(Beginning of Task inputs)
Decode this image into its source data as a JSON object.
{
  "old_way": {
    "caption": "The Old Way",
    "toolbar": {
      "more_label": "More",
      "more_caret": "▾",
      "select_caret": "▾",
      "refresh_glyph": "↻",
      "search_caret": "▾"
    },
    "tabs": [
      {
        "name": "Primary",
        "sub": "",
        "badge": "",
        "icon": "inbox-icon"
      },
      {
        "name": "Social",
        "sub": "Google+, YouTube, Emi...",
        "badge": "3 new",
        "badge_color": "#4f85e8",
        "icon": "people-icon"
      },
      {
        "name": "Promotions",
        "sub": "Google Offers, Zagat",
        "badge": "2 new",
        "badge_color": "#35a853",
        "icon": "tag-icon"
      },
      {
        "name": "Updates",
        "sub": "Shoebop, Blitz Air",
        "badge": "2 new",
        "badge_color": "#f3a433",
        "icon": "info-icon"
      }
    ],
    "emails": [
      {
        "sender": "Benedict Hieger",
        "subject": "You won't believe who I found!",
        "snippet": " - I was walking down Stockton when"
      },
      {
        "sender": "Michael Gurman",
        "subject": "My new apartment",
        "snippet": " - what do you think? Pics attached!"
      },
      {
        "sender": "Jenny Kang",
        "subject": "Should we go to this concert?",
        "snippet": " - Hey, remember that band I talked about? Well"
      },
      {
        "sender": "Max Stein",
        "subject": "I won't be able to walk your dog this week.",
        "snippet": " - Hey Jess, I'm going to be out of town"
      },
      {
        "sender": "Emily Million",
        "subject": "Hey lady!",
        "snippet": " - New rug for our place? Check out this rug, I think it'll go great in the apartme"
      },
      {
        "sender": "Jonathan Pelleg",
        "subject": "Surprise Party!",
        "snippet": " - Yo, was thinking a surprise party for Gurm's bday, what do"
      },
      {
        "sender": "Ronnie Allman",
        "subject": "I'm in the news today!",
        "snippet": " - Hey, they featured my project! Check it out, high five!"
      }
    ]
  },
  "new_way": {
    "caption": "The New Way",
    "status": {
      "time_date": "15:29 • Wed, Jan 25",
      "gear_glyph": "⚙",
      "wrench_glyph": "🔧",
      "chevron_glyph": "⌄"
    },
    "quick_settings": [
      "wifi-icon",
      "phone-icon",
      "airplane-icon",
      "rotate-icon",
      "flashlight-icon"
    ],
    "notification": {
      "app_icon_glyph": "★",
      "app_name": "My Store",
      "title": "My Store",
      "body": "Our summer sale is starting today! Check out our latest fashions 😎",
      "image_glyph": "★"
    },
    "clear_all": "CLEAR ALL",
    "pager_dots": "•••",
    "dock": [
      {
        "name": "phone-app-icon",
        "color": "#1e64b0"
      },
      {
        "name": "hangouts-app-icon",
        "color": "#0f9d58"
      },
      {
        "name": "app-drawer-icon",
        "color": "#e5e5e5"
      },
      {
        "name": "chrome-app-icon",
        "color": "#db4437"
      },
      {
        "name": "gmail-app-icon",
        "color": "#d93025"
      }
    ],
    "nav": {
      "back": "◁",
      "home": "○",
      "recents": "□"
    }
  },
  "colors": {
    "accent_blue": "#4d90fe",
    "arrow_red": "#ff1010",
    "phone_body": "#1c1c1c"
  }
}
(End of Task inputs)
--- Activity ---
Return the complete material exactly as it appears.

--- Written solution ---
Decode this image into its source data as a JSON object.
{
  "old_way": {
    "caption": "The Old Way",
    "toolbar": {
      "more_label": "More",
      "more_caret": "▾",
      "select_caret": "▾",
      "refresh_glyph": "↻",
      "search_caret": "▾"
    },
    "tabs": [
      {
        "name": "Primary",
        "sub": "",
        "badge": "",
        "icon": "inbox-icon"
      },
      {
        "name": "Social",
        "sub": "Google+, YouTube, Emi...",
        "badge": "3 new",
        "badge_color": "#4f85e8",
        "icon": "people-icon"
      },
      {
        "name": "Promotions",
        "sub": "Google Offers, Zagat",
        "badge": "2 new",
        "badge_color": "#35a853",
        "icon": "tag-icon"
      },
      {
        "name": "Updates",
        "sub": "Shoebop, Blitz Air",
        "badge": "2 new",
        "badge_color": "#f3a433",
        "icon": "info-icon"
      }
    ],
    "emails": [
      {
        "sender": "Benedict Hieger",
        "subject": "You won't believe who I found!",
        "snippet": " - I was walking down Stockton when"
      },
      {
        "sender": "Michael Gurman",
        "subject": "My new apartment",
        "snippet": " - what do you think? Pics attached!"
      },
      {
        "sender": "Jenny Kang",
        "subject": "Should we go to this concert?",
        "snippet": " - Hey, remember that band I talked about? Well"
      },
      {
        "sender": "Max Stein",
        "subject": "I won't be able to walk your dog this week.",
        "snippet": " - Hey Jess, I'm going to be out of town"
      },
      {
        "sender": "Emily Million",
        "subject": "Hey lady!",
        "snippet": " - New rug for our place? Check out this rug, I think it'll go great in the apartme"
      },
      {
        "sender": "Jonathan Pelleg",
        "subject": "Surprise Party!",
        "snippet": " - Yo, was thinking a surprise party for Gurm's bday, what do"
      },
      {
        "sender": "Ronnie Allman",
        "subject": "I'm in the news today!",
        "snippet": " - Hey, they featured my project! Check it out, high five!"
      }
    ]
  },
  "new_way": {
    "caption": "The New Way",
    "status": {
      "time_date": "15:29 • Wed, Jan 25",
      "gear_glyph": "⚙",
      "wrench_glyph": "🔧",
      "chevron_glyph": "⌄"
    },
    "quick_settings": [
      "wifi-icon",
      "phone-icon",
      "airplane-icon",
      "rotate-icon",
      "flashlight-icon"
    ],
    "notification": {
      "app_icon_glyph": "★",
      "app_name": "My Store",
      "title": "My Store",
      "body": "Our summer sale is starting today! Check out our latest fashions 😎",
      "image_glyph": "★"
    },
    "clear_all": "CLEAR ALL",
    "pager_dots": "•••",
    "dock": [
      {
        "name": "phone-app-icon",
        "color": "#1e64b0"
      },
      {
        "name": "hangouts-app-icon",
        "color": "#0f9d58"
      },
      {
        "name": "app-drawer-icon",
        "color": "#e5e5e5"
      },
      {
        "name": "chrome-app-icon",
        "color": "#db4437"
      },
      {
        "name": "gmail-app-icon",
        "color": "#d93025"
      }
    ],
    "nav": {
      "back": "◁",
      "home": "○",
      "recents": "□"
    }
  },
  "colors": {
    "accent_blue": "#4d90fe",
    "arrow_red": "#ff1010",
    "phone_body": "#1c1c1c"
  }
}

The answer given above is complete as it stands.